Spellbound is right up there with my most entertaining novels so far this year. Blake Charlton puts the pedal to the metal from the get go, and doesn't let off until the last word is written. The book really has a bit of everything, interesting magic system, cool and fun characters, great action, some comedy, drama, romance, tragedy, horror, good dialogue and banter, etc. It's simply a fun and entertaining read from the get go, and I'm sure few will be disappointed, if any. Spellbound is the sequel to Charlton's highly praised debut, Spellwright.
Though there's always excitement about the second book in the series after a good introductory novel, particularly when it's the second book of a new author, the reality is that it often doesn't measure up to expectations. That's not the case here. It's quite evident that Charlton has become a better writer since his debut, Spellwright, and the sequel for all intents and purposes is a better novel than the first one. The prose seems more skillful and confident, and the author simply let himself loose in the world, not holding back on the limits of imagination.
As just mentioned, Charton really lets loose in this installment, and the only way I can come up to describe the book it's as an epic fantasy prosepunk.
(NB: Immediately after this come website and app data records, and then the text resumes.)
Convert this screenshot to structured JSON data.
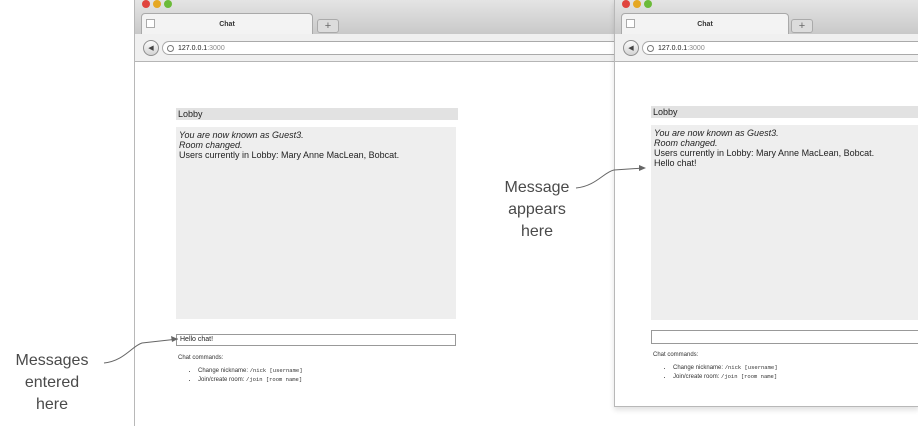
{
  "left_window": {
    "tab_title": "Chat",
    "new_tab": "+",
    "url_host": "127.0.0.1",
    "url_port": ":3000",
    "room_name": "Lobby",
    "messages": [
      "You are now known as Guest3.",
      "Room changed.",
      "Users currently in Lobby: Mary Anne MacLean, Bobcat."
    ],
    "input_value": "Hello chat!",
    "commands_heading": "Chat commands:",
    "command_nick_label": "Change nickname:",
    "command_nick_syntax": "/nick [username]",
    "command_join_label": "Join/create room:",
    "command_join_syntax": "/join [room name]"
  },
  "right_window": {
    "tab_title": "Chat",
    "new_tab": "+",
    "url_host": "127.0.0.1",
    "url_port": ":3000",
    "room_name": "Lobby",
    "messages": [
      "You are now known as Guest3.",
      "Room changed.",
      "Users currently in Lobby: Mary Anne MacLean, Bobcat.",
      "Hello chat!"
    ],
    "input_value": "",
    "commands_heading": "Chat commands:",
    "command_nick_label": "Change nickname:",
    "command_nick_syntax": "/nick [username]",
    "command_join_label": "Join/create room:",
    "command_join_syntax": "/join [room name]"
  },
  "annotations": {
    "left_line1": "Messages",
    "left_line2": "entered",
    "left_line3": "here",
    "right_line1": "Message",
    "right_line2": "appears",
    "right_line3": "here"
  },
  "colors": {
    "message_area": "#eeeeee",
    "room_bar": "#e2e2e2",
    "callout_text": "#4a4a4a"
  }
}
We got airships, flying kites, structures, constructs, organisms, dragons, medical tools and procedures, well the whole world really made up of some sort of prose. Which makes for some really distinct sentence structure in the narrative, which I think only a skillful writer is capable of pulling off. So in all, a very cool fun prose.
My only complaint is that it at time becomes a confusing read, the spells are a bit hard to follow often enough and I don't think it's really clear who's who, what's what as far as opposing factions go. So, towards the end of the battle when it became a bit of a free for all, I wasn't really sure who was fighting who. What cities are allies, which aren't, and all those fun political stuff. But the battle I'm particularly talking about was more of a side-plot thing which really wasn't the focus of the book, so it really didn't hamper the experience. By the end of the book though, when all is said and done I think a more clear picture of the world and the alliances are settled, so I wouldn't worry much about it. It might just be me too, being a sucky reader.
Spellbound takes place about a decade after the events of Spellwright. Our favorite characters return, though some of them at a diminished capacity. But that's not a problem, we get to introduced to a new variety of characters, in particular to our new heroine, Francesca, which might just be the best character in the series so far. Very interesting and tons of fun too.
We find ourselves in a new city where the demon Typhon has put under his control, and we got Nicodemus trying to get his emerald back to save his mentor. Deidre, being possessed by Typhon, is scheming and fighting Typhon's control by undermining his plans at the risk of being discovered. Lastly, we have Francesca, a skillful doctor who has been manipulated into killing a patient and then is left to her own devices as she learns Typhon has in mind to use her for his own nefarious plans. She's in a city where she can't trust anyone, not even an old lover recently arrived, and who might just be her only means to get out of this mess. The city is about to go into a civil war, we have all the factions, Halcyon and anti-Halcyon, making their moves in the background further complicating matters.
The novel is really about monsters, external and internal; both identifying and defining. It's about trust, acceptance, and overcoming one's limitations and disabilities. I think the acceptance of disabilities, and adapting to once disability theme was done really well. Also, with having a doctor protagonist, we're subjected to quite a few scenes of medical discussion and procedures. Blake Charlton is a doctor, so he really shows off his stuff here and it comes off quite enthusiastic and interesting.
Spellbound is another winner by Blake Charlton, and I'm highly recommending it to just about anyone. If not mistaken, the series has been marketed recently as a Young-Adult, but I think the book fits right at the boundary between YA and Adult; I recommend reading Spellwright first though. The book is a real page turner which I'm positive you won't regret reading.
Buy Spellbound in Hardcover from The Book Depository.
Make sure to visit Blake Charlton's website for more information.